Your assignment:
Your task is to copy each line of the material that holds the word "JSON".

Data for this exercise:
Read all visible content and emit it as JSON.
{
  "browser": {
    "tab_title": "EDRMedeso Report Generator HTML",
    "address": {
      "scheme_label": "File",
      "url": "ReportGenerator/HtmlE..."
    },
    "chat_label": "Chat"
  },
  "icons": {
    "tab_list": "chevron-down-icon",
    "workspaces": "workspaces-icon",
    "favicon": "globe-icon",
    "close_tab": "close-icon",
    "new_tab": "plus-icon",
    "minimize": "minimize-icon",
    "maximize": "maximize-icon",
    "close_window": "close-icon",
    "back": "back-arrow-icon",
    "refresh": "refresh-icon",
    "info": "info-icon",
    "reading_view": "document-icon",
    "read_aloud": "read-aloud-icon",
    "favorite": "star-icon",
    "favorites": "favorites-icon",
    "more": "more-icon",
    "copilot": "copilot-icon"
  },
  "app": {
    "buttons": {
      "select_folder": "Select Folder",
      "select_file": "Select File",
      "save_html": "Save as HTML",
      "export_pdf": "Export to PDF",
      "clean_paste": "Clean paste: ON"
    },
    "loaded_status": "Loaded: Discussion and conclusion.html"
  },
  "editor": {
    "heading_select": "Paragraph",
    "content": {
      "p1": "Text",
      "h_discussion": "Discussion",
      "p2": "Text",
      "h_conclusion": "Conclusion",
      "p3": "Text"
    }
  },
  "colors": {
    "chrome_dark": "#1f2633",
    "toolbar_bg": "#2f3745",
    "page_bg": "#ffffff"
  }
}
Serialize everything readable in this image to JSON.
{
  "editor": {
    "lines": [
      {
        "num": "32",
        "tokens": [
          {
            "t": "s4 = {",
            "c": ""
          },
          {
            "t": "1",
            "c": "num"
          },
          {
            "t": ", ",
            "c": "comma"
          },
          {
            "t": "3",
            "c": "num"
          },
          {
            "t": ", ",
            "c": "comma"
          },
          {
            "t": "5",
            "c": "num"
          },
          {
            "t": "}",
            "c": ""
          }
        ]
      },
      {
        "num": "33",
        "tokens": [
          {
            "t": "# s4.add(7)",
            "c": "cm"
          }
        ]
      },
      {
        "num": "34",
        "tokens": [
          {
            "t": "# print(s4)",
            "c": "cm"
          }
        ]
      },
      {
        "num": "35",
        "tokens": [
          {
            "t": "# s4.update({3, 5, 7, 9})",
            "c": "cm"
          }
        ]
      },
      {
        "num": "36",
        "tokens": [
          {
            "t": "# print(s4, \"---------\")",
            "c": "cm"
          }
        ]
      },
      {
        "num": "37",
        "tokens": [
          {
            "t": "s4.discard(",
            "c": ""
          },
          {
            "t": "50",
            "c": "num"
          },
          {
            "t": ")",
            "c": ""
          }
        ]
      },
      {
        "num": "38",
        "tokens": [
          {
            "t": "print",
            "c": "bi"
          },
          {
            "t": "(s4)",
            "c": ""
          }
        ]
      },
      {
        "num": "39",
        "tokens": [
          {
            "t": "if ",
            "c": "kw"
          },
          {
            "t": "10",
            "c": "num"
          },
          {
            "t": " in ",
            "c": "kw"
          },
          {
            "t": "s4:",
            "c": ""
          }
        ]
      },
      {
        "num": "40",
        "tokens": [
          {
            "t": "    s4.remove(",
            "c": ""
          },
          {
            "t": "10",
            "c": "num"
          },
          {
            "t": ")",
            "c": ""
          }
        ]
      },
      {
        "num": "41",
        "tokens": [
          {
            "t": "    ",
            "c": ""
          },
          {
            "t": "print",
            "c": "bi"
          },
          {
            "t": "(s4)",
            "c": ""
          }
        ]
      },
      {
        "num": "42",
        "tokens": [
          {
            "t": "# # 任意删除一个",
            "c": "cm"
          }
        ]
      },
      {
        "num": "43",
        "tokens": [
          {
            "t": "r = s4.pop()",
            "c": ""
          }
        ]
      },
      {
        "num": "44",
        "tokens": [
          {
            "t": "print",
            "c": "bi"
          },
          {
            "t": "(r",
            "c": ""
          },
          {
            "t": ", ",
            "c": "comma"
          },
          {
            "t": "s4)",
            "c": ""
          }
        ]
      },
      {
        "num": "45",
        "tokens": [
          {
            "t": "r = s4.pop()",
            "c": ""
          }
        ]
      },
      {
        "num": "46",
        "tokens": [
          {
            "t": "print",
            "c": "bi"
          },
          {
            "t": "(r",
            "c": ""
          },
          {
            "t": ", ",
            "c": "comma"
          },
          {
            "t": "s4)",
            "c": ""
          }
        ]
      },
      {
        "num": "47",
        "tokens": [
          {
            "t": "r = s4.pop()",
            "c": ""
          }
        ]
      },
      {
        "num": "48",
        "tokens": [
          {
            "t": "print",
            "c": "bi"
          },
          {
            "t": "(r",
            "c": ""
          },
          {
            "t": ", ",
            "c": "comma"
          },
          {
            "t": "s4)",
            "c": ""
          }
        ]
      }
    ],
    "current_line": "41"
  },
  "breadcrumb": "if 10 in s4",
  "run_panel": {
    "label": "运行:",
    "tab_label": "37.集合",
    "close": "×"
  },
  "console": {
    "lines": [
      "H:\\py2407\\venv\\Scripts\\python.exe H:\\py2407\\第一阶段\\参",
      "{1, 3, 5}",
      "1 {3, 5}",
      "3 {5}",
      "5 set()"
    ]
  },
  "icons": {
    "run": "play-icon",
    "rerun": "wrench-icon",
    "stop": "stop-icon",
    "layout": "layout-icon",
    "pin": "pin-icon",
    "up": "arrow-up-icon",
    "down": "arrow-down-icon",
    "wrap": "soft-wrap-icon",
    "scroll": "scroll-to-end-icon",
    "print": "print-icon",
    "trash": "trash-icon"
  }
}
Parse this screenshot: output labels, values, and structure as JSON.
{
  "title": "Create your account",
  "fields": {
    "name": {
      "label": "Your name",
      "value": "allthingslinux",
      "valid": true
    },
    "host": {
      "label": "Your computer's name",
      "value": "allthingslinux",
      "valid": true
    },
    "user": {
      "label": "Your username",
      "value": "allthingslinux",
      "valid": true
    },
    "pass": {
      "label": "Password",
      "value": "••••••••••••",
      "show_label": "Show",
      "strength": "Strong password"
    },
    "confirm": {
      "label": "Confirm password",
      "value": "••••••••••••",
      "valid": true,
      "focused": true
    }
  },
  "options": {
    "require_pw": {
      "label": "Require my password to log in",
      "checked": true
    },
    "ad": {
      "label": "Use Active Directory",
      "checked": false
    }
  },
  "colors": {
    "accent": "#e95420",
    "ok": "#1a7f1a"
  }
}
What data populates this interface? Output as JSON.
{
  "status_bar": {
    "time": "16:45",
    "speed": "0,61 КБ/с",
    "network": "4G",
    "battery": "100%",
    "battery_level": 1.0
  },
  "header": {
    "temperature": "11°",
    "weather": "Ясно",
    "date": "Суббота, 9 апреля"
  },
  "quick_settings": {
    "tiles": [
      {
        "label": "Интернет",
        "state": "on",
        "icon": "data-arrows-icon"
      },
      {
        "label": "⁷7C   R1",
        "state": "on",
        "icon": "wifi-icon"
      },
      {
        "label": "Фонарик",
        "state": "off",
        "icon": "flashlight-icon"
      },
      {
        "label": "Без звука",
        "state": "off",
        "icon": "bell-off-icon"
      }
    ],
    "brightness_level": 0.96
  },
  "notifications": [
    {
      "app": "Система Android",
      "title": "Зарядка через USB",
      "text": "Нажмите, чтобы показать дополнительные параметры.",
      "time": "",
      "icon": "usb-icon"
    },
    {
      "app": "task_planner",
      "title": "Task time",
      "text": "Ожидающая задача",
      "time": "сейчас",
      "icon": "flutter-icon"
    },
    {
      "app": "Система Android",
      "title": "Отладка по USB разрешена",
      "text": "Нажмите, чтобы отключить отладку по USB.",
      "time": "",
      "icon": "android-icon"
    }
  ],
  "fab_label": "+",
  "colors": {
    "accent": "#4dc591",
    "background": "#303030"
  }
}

Your solution:
Read all visible content and emit it as JSON.
Serialize everything readable in this image to JSON.
Parse this screenshot: output labels, values, and structure as JSON.
What data populates this interface? Output as JSON.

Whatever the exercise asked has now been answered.